It also, of course calls into question the motives of the characters. Daru wants to help his daughter and Suzuha has always had pretty openly stated motivations to change the future from the one she escaped. It is Maho’s motive that seems fairly murky and I wonder what that will do to the enterprise.
Well, plenty of possibilities as always for this show and yet overall I can’t help but note that I’m still not enjoying this anywhere near as much as the original. I’m not disliking it but it kind of just is at this point and while that’s kind of enough it isn’t a show I’m going to rush to recommend whereas I firmly recommend watching the original Steins;Gate.
After spending an entire episode setting up a bootstrap paradox, this episode chooses to ignore the song in question entirely and focus in stead on where Kagari was during that missing time. I kind of wonder if they intend to get back to it or not at this point.
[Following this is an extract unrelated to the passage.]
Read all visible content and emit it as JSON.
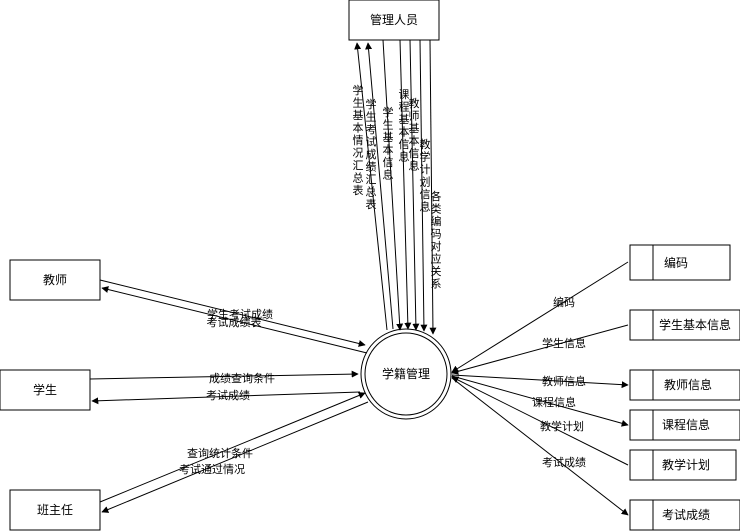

Steins;Gate 0 continues to be a bit odd in that even at this midway point we seem a little short on an actual focus. The original series by the midway point made it clear what the overall goal was going to be and then it just had to accomplish that goal and iron out the wrinkles that achieving the goal created. Here, I’m not sure what anyone is actually trying to accomplish. At first it seemed Okabe wanted to maintain his status quo having decided to sacrifice Kurisu for Mayuri (which is what put them in this timeline), but now he is actively seeking out Kagari’s past and generally involving himself in things that are undoubtedly going to change his realty whether he wants them to or not.
It is even harder to get a read on characters like Daru and Suzuha who at times seem to have tunnel vision on their goals, and yet Suzuha, for all her drive and focus, doesn’t seem to be actually making much progress to achieving anything at this point. Mayuri is still just kind of floating along, as are most of the others who hang around in the lab these days and honestly I’d be hard pressed to say what any of them are actually trying to do in this story.
Then there’s the disconnect between the intense focus on finding out the source of the song last week and then this week it isn’t mentioned at all. Mozart has come back and music in general still remains significant and is firmly linked to Kagari, but what the connection is hasn’t been established and how any of this connects to the whole AI Kurisu from the majority of the earlier episodes is also pretty unclear at this point.
While there’s definitely hope that the second half of this might sort itself out, at this point I’m still just kind of curious but not really as into it as I’d like to be.